and the new normal N'
you can obtain the rotation by:
RotationAxis = cross(N, N')
RotationAngle = arccos(dot(N, N') / (|N| * |N'|))
Where
cross(x, y)
is the cross product of the vectors x
and y
dot(x, y)
is the dot product of the vectors x
and y
|x|
is the length of the vector x
This will rotate the old normal onto the new one by the shortest way possible.
Notes
RotationAngle
will be in radians (if arccos returns radians as it does in most implementations)
arccos
is the inverse of the cosine function. It is necessary because dot(N, N') = |N| * |N'| * cos(RotationAngle)
where RotationAngle
is the angle between the vectors.
RotationAxis
is not normalized
- If both normals are normalized the division by
(|N| * |N'|)
becomes unnecessary (in fact if N
is normalized you can leave out |N|
of the product and if N'
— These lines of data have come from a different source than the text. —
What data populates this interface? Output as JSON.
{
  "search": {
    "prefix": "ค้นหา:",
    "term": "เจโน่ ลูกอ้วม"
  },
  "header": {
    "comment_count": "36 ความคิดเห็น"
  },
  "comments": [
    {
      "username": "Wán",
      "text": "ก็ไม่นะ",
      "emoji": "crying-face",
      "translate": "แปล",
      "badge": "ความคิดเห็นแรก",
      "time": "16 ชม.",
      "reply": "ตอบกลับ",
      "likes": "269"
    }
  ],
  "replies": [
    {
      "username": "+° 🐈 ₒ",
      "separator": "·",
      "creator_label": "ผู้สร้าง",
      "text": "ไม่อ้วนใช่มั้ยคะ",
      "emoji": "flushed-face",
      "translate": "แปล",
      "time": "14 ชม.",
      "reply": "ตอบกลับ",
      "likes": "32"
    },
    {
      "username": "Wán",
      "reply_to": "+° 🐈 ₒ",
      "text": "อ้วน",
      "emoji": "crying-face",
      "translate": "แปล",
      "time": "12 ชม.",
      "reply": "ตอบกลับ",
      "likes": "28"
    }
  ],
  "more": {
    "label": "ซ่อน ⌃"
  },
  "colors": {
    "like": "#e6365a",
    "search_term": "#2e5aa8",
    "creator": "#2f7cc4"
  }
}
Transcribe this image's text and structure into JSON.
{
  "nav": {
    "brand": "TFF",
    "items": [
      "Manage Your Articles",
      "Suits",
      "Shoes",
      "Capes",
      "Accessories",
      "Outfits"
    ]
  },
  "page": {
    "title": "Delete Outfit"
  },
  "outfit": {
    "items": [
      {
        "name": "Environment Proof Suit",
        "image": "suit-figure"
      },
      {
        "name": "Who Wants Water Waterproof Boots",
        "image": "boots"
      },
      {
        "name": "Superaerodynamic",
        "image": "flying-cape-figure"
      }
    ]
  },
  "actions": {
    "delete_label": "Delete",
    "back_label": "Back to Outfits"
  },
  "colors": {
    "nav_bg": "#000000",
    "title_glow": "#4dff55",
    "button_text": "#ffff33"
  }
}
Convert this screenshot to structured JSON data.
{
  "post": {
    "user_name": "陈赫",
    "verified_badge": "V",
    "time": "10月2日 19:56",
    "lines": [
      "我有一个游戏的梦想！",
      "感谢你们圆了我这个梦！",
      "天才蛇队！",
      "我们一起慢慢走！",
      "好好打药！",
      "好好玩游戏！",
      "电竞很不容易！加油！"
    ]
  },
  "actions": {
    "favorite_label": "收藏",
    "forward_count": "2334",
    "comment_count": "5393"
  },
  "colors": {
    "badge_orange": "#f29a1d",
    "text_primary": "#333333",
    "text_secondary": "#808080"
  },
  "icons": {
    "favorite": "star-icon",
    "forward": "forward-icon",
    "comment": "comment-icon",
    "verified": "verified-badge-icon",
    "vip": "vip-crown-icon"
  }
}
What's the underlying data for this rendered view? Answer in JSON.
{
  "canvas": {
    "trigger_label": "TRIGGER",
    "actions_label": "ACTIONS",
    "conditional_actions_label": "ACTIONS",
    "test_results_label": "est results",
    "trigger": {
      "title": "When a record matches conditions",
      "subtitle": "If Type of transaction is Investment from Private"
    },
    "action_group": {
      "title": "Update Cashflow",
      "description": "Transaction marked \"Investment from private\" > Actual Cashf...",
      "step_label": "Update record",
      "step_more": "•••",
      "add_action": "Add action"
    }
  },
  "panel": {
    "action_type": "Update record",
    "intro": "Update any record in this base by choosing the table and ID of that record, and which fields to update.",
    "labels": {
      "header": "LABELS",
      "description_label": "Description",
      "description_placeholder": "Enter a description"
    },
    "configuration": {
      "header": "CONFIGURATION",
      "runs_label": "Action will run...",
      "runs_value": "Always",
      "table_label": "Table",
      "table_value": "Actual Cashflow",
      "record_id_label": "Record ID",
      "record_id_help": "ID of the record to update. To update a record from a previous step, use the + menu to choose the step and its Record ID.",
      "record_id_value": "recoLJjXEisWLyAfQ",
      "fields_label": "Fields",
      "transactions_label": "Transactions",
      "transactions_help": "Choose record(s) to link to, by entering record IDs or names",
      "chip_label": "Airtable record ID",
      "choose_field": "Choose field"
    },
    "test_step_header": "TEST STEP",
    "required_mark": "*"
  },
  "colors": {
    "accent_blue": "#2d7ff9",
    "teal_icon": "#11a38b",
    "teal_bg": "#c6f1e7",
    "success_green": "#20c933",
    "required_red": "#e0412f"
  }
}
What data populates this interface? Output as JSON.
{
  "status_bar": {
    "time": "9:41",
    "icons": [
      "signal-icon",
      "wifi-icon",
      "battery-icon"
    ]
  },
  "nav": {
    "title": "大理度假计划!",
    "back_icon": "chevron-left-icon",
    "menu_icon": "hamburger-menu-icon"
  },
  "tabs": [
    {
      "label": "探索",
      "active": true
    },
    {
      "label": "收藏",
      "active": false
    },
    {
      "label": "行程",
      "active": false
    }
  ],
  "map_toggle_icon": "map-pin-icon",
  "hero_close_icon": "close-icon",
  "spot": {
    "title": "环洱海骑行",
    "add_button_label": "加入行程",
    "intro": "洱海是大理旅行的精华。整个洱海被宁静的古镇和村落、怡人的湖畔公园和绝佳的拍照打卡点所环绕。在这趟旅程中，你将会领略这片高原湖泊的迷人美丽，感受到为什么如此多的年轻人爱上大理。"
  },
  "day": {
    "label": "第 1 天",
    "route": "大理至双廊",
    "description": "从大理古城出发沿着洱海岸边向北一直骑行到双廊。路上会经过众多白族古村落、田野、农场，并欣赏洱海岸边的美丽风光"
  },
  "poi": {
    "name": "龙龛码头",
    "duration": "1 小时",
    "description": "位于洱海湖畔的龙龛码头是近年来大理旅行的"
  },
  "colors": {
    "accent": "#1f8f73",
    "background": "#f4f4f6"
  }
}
is normalized then leave out |N'|
)
- This method will fail if
N' = -N
(as there are infinite many shortest ways)
How does it work?
The first observation is that the two normals will always define (at least) one plane in which both are lying. The smallest angle that parts them will be measured inside this plane too.
So the RotationAxis
vector will be the normal of the plane that encloses both N
and N'
and the RotationAngle
is the smallest angle between the two mentioned earlier.
So by rotating around RotationAxis
by the RotationAngle
the old normal N
is rotated inside the plane, on the shortest path towards N'
.